Review - The Summoner by Alisha Steele
Title: The Summoner
Author: Alisha Steele
Publisher: Lyrical Press
Buy The Summoner Here!
Rating: You Need to Read
Reviewed By: Janelle
The enemy may be his only hope...
Fallen angel Kasdeya hates all mortals. They’re little more than playthings, as far as he’s concerned. But when he finds himself facing a thousand-year prison sentence, he has no choice but to call on the one woman who might set him free: the Summoner.
His plan is simple...seduce her for his own purposes, then throw her away. If only she weren’t so argumentative, so intelligent. If only she weren’t so damned sexy!
Every girl wants a bad boy. They are like a wild stallion, a challenge to tame and a hell of a ride. And it’s hard to find a bigger badder boy than the fallen angel who is second only to Lucifer himself.
This story is great, it’s dark and sensual and hot as hell.
One of the main conflicts of this story is the question, “Is true love worth the loss of an immortal soul?” This question is repeated several times as both characters agonize over the choice that will ultimately have to be made. It provides excellent tension as a back drop to their relationship.
Unfortunately, the author tripped at finish line.

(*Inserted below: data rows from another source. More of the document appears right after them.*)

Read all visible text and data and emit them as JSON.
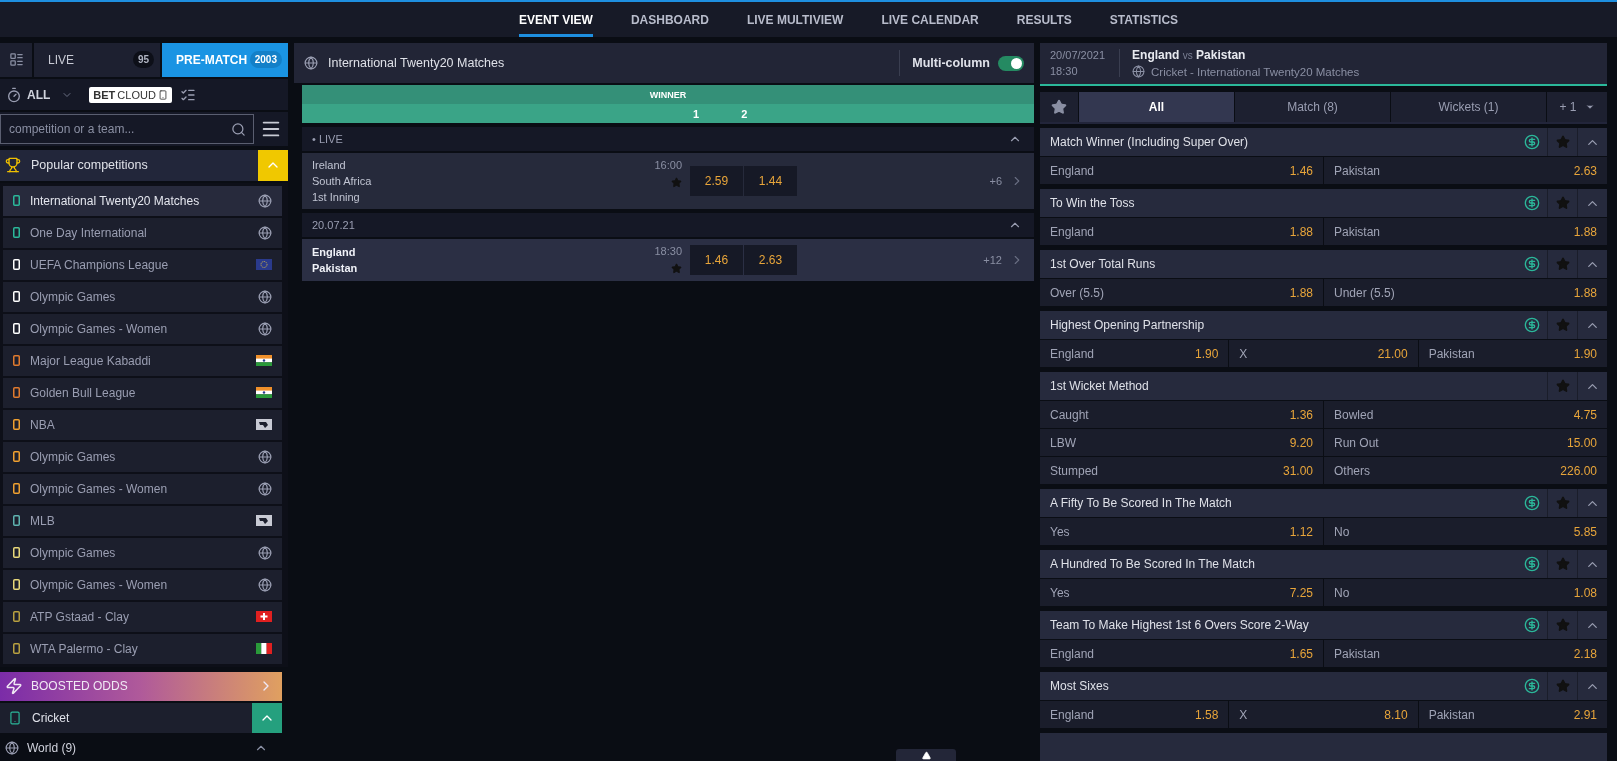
{
  "top_nav": [
    {
      "label": "EVENT VIEW",
      "selected": true
    },
    {
      "label": "DASHBOARD",
      "selected": false
    },
    {
      "label": "LIVE MULTIVIEW",
      "selected": false
    },
    {
      "label": "LIVE CALENDAR",
      "selected": false
    },
    {
      "label": "RESULTS",
      "selected": false
    },
    {
      "label": "STATISTICS",
      "selected": false
    }
  ],
  "sidebar": {
    "mode_tabs": [
      {
        "label": "LIVE",
        "count": "95",
        "selected": false
      },
      {
        "label": "PRE-MATCH",
        "count": "2003",
        "selected": true
      }
    ],
    "filter": {
      "label": "ALL"
    },
    "logo": {
      "bold": "BET",
      "light": "CLOUD"
    },
    "search": {
      "placeholder": "competition or a team..."
    },
    "popular": {
      "title": "Popular competitions",
      "expanded": true
    },
    "items": [
      {
        "name": "International Twenty20 Matches",
        "color": "#2bb89a",
        "kind": "globe",
        "selected": true
      },
      {
        "name": "One Day International",
        "color": "#2bb89a",
        "kind": "globe",
        "selected": false
      },
      {
        "name": "UEFA Champions League",
        "color": "#ffffff",
        "kind": "eu",
        "selected": false
      },
      {
        "name": "Olympic Games",
        "color": "#ffffff",
        "kind": "globe",
        "selected": false
      },
      {
        "name": "Olympic Games - Women",
        "color": "#ffffff",
        "kind": "globe",
        "selected": false
      },
      {
        "name": "Major League Kabaddi",
        "color": "#e07a2e",
        "kind": "india",
        "selected": false
      },
      {
        "name": "Golden Bull League",
        "color": "#e07a2e",
        "kind": "india",
        "selected": false
      },
      {
        "name": "NBA",
        "color": "#f0a030",
        "kind": "usa",
        "selected": false
      },
      {
        "name": "Olympic Games",
        "color": "#f0a030",
        "kind": "globe",
        "selected": false
      },
      {
        "name": "Olympic Games - Women",
        "color": "#f0a030",
        "kind": "globe",
        "selected": false
      },
      {
        "name": "MLB",
        "color": "#5fb3b0",
        "kind": "usa",
        "selected": false
      },
      {
        "name": "Olympic Games",
        "color": "#e8d87a",
        "kind": "globe",
        "selected": false
      },
      {
        "name": "Olympic Games - Women",
        "color": "#e8d87a",
        "kind": "globe",
        "selected": false
      },
      {
        "name": "ATP Gstaad - Clay",
        "color": "#b8a040",
        "kind": "swiss",
        "selected": false
      },
      {
        "name": "WTA Palermo - Clay",
        "color": "#b8a040",
        "kind": "italy",
        "selected": false
      }
    ],
    "boosted": {
      "title": "BOOSTED ODDS"
    },
    "sport": {
      "name": "Cricket",
      "expanded": true
    },
    "region": {
      "name": "World (9)",
      "expanded": true
    }
  },
  "center": {
    "title": "International Twenty20 Matches",
    "multi_column": {
      "label": "Multi-column",
      "on": true
    },
    "market_header": {
      "title": "WINNER",
      "columns": [
        "1",
        "2"
      ]
    },
    "groups": [
      {
        "title": "• LIVE",
        "expanded": true,
        "events": [
          {
            "teams": [
              "Ireland",
              "South Africa"
            ],
            "status": "1st Inning",
            "time": "16:00",
            "odds": [
              "2.59",
              "1.44"
            ],
            "more": "+6",
            "selected": false
          }
        ]
      },
      {
        "title": "20.07.21",
        "expanded": true,
        "events": [
          {
            "teams": [
              "England",
              "Pakistan"
            ],
            "time": "18:30",
            "odds": [
              "1.46",
              "2.63"
            ],
            "more": "+12",
            "selected": true
          }
        ]
      }
    ]
  },
  "event": {
    "date": "20/07/2021",
    "time": "18:30",
    "home": "England",
    "vs": "vs",
    "away": "Pakistan",
    "competition": "Cricket - International Twenty20 Matches",
    "tabs": [
      {
        "label": "All",
        "selected": true
      },
      {
        "label": "Match (8)",
        "selected": false
      },
      {
        "label": "Wickets (1)",
        "selected": false
      }
    ],
    "more_tabs": "+ 1",
    "markets": [
      {
        "title": "Match Winner (Including Super Over)",
        "cashout": true,
        "rows": [
          [
            {
              "label": "England",
              "odds": "1.46"
            },
            {
              "label": "Pakistan",
              "odds": "2.63"
            }
          ]
        ]
      },
      {
        "title": "To Win the Toss",
        "cashout": true,
        "rows": [
          [
            {
              "label": "England",
              "odds": "1.88"
            },
            {
              "label": "Pakistan",
              "odds": "1.88"
            }
          ]
        ]
      },
      {
        "title": "1st Over Total Runs",
        "cashout": true,
        "rows": [
          [
            {
              "label": "Over (5.5)",
              "odds": "1.88"
            },
            {
              "label": "Under (5.5)",
              "odds": "1.88"
            }
          ]
        ]
      },
      {
        "title": "Highest Opening Partnership",
        "cashout": true,
        "rows": [
          [
            {
              "label": "England",
              "odds": "1.90"
            },
            {
              "label": "X",
              "odds": "21.00"
            },
            {
              "label": "Pakistan",
              "odds": "1.90"
            }
          ]
        ]
      },
      {
        "title": "1st Wicket Method",
        "cashout": false,
        "rows": [
          [
            {
              "label": "Caught",
              "odds": "1.36"
            },
            {
              "label": "Bowled",
              "odds": "4.75"
            }
          ],
          [
            {
              "label": "LBW",
              "odds": "9.20"
            },
            {
              "label": "Run Out",
              "odds": "15.00"
            }
          ],
          [
            {
              "label": "Stumped",
              "odds": "31.00"
            },
            {
              "label": "Others",
              "odds": "226.00"
            }
          ]
        ]
      },
      {
        "title": "A Fifty To Be Scored In The Match",
        "cashout": true,
        "rows": [
          [
            {
              "label": "Yes",
              "odds": "1.12"
            },
            {
              "label": "No",
              "odds": "5.85"
            }
          ]
        ]
      },
      {
        "title": "A Hundred To Be Scored In The Match",
        "cashout": true,
        "rows": [
          [
            {
              "label": "Yes",
              "odds": "7.25"
            },
            {
              "label": "No",
              "odds": "1.08"
            }
          ]
        ]
      },
      {
        "title": "Team To Make Highest 1st 6 Overs Score 2-Way",
        "cashout": true,
        "rows": [
          [
            {
              "label": "England",
              "odds": "1.65"
            },
            {
              "label": "Pakistan",
              "odds": "2.18"
            }
          ]
        ]
      },
      {
        "title": "Most Sixes",
        "cashout": true,
        "rows": [
          [
            {
              "label": "England",
              "odds": "1.58"
            },
            {
              "label": "X",
              "odds": "8.10"
            },
            {
              "label": "Pakistan",
              "odds": "2.91"
            }
          ]
        ]
      }
    ]
  }
}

When the moment came, the choice is taken away. When Uriel arrives, he is decidedly unangelic. While the Fallen Angel is trying to cure cancer in a small child, Uriel not only offs the heroine, he then beats on Kasdeya while he is desperately trying to be at the side of the dying woman he loves. He does not even bother to aid the child who will otherwise suffer chemo and a painful death. Not once was salvation offered to any of these souls. Yes, angels are supposed to fight demons, but they are also supposed to save souls.
Uriel is an angel. He doesn’t have to be a nice guy, he doesn’t even have to be a likeable guy; but he does have to be a good guy.
But more to the point, his appearance was a perfect chance to answer the question what her love was worth. But instead of actually giving the character the choice that had been pushed for the entire story, the proverbial rug is yanked from under our feet to force the story is a certain direction.
Overall, this is really the wonderful story and I highly recommend it, but I firmly believe that if a story hangs on a character’s choice, the character should have to actually make that choice.